That clutter isn't just bad for aesthetics; it's also bad for your pocketbook. Do you really need everything in that storage unit you're paying rent on? Could you use an online auction site to unload that treadmill and make a few bucks in the process?

In-game, it's admittedly much easier to pick up an old cello or barbecue grill and sell it in short order than it is in real life. But that doesn't mean you can't find ways to rid yourself of clutter to drive real-world financial benefits.

Leverage coupons and rewards to save cash

Another way to save a few bells is to focus on coupons and vouchers. You can perform daily tasks for "Nook Miles," which can be exchanged for furniture or clothes. You can shop with Sahara the camel, who offers something of a loyalty program in the form of tickets for each rug you purchase. You get the idea.

In real life, you have a wide variety of ways to apply this tip. There are online coupon codes, cash-back bonuses, even punch cards where you get your 10th sandwich for free at the local deli. These programs can help you access discounts or the occasional freebie, saving you a little cash.

Whether it's in-game or in real life, smart shopping can help you reach your financial goals.

Speculation is high-risk, high-reward

One of the most talked-about features of Animal Crossing is the weekly "stalk market" for turnips. Simply put, a piglet with a runny nose shows up every Sunday to sell the veggies at a fixed cost. If you're lucky, the local shopkeepers will buy them at a higher price over the next few days.

But there's no guarantee they won't offer you less than you paid. That's important to know, because the turnips don't last forever, so if prices stay low and you never sell, you can wind up with a bunch of rotten turnips and nothing to show for your purchase.

Sure, there are tales of Turnip Millionaires who buy low and sell very high. There are also stories of day traders who bet it all on a fast-moving stock and now own a private jet.

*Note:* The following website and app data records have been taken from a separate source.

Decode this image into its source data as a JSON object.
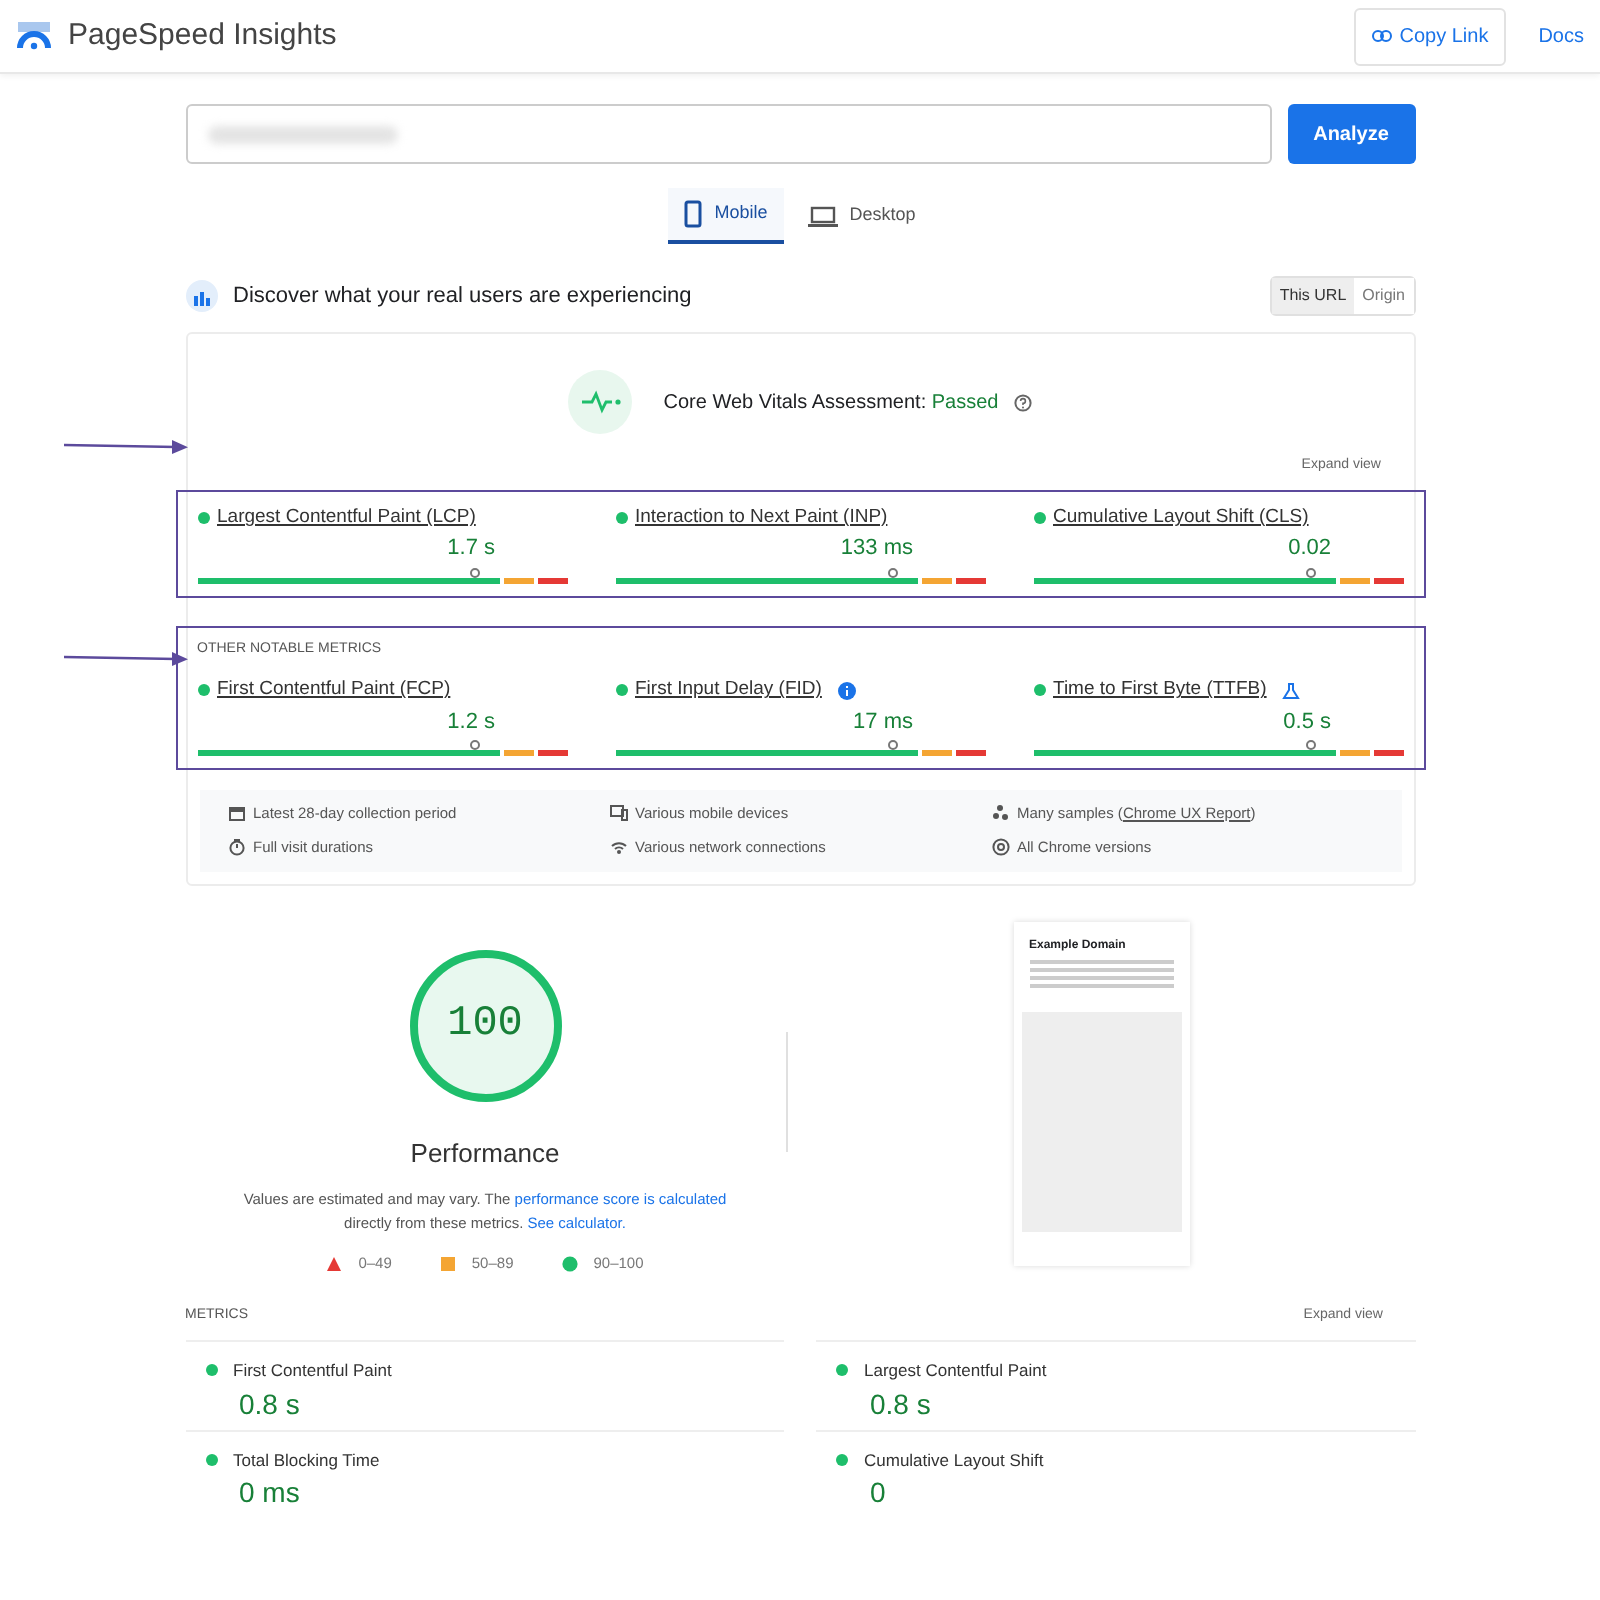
{
  "header": {
    "title": "PageSpeed Insights",
    "copy_link": "Copy Link",
    "docs": "Docs"
  },
  "search": {
    "button": "Analyze"
  },
  "device_tabs": [
    {
      "label": "Mobile",
      "kind": "phone",
      "selected": true
    },
    {
      "label": "Desktop",
      "kind": "laptop",
      "selected": false
    }
  ],
  "field_data": {
    "heading": "Discover what your real users are experiencing",
    "scope_toggle": [
      {
        "label": "This URL",
        "selected": true
      },
      {
        "label": "Origin",
        "selected": false
      }
    ],
    "assessment": {
      "label": "Core Web Vitals Assessment:",
      "result": "Passed"
    },
    "expand": "Expand view",
    "core_metrics": [
      {
        "name": "Largest Contentful Paint (LCP)",
        "value": "1.7 s",
        "level": 0.75
      },
      {
        "name": "Interaction to Next Paint (INP)",
        "value": "133 ms",
        "level": 0.75
      },
      {
        "name": "Cumulative Layout Shift (CLS)",
        "value": "0.02",
        "level": 0.75
      }
    ],
    "other_heading": "OTHER NOTABLE METRICS",
    "other_metrics": [
      {
        "name": "First Contentful Paint (FCP)",
        "value": "1.2 s",
        "level": 0.75
      },
      {
        "name": "First Input Delay (FID)",
        "value": "17 ms",
        "level": 0.75
      },
      {
        "name": "Time to First Byte (TTFB)",
        "value": "0.5 s",
        "level": 0.75
      }
    ],
    "info": [
      {
        "text": "Latest 28-day collection period"
      },
      {
        "text": "Various mobile devices"
      },
      {
        "text": "Many samples (",
        "link": "Chrome UX Report",
        "tail": ")"
      },
      {
        "text": "Full visit durations"
      },
      {
        "text": "Various network connections"
      },
      {
        "text": "All Chrome versions"
      }
    ]
  },
  "lab": {
    "score": "100",
    "category": "Performance",
    "note": {
      "text": "Values are estimated and may vary. The ",
      "link1": "performance score is calculated",
      "mid": " directly from these metrics. ",
      "link2": "See calculator."
    },
    "legend": [
      {
        "kind": "triangle",
        "color": "#e53935",
        "label": "0–49"
      },
      {
        "kind": "square",
        "color": "#f4a533",
        "label": "50–89"
      },
      {
        "kind": "circle",
        "color": "#1ebe6b",
        "label": "90–100"
      }
    ],
    "preview_title": "Example Domain",
    "metrics_heading": "METRICS",
    "expand": "Expand view",
    "metrics": [
      {
        "name": "First Contentful Paint",
        "value": "0.8 s"
      },
      {
        "name": "Largest Contentful Paint",
        "value": "0.8 s"
      },
      {
        "name": "Total Blocking Time",
        "value": "0 ms"
      },
      {
        "name": "Cumulative Layout Shift",
        "value": "0"
      }
    ]
  }
}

But these rewards aren’t the norm, and they shouldn't obscure the real risk of short-term speculation with your hard-earned money.

Low-risk instruments offer more modest but safer returns

An alternative approach to the stalk market is the far less lucrative method of relying on interest from your savings at the bank. In Animal Crossing, as in real life, this return is pretty darn low: a mere 0.05%, or 5 bells on 10,000 saved, after the Bank of Nook lowered rates from a much healthier 0.5% in April.

However, the interest on savings is a sure thing each month, as opposed to the volatility and uncertainty of turnips. And those hard-working gamers with millions of bells in the bank enjoy a decent payday.

Investing always involves some self-reflection on your long-term financial goals, your budget and how much risk you're willing to take. While some might view bank interest as too small to matter, others might be happy to miss out on the high ceilings of riskier methods if it means they can be more certain about their finances.

Money can't buy friendship!

It's natural to want to have nice things, and many of us take great satisfaction in showing off our fancy clothes or beautiful homes. But it's important to remember that money can't buy everything in life.

In Animal Crossing, as you build friendships with the other island residents, you can give them gifts such as flowers you just picked, decorations you crafted by hand and other items that might not seem to be worth much. You'll also find if you give gifts, folks will sometimes reciprocate in kind – or if you're really lucky, they just pay you in bells above what you'd get by selling the item directly at the store!

But ultimately, your friends simply enjoy the camaraderie; talking to them and showing you care will keep them happy and content to remain on your island.

This is a subtle but important lesson. In the words of the immortal K.K. Slider, "Rambling this crazy world is squaresville without some pals."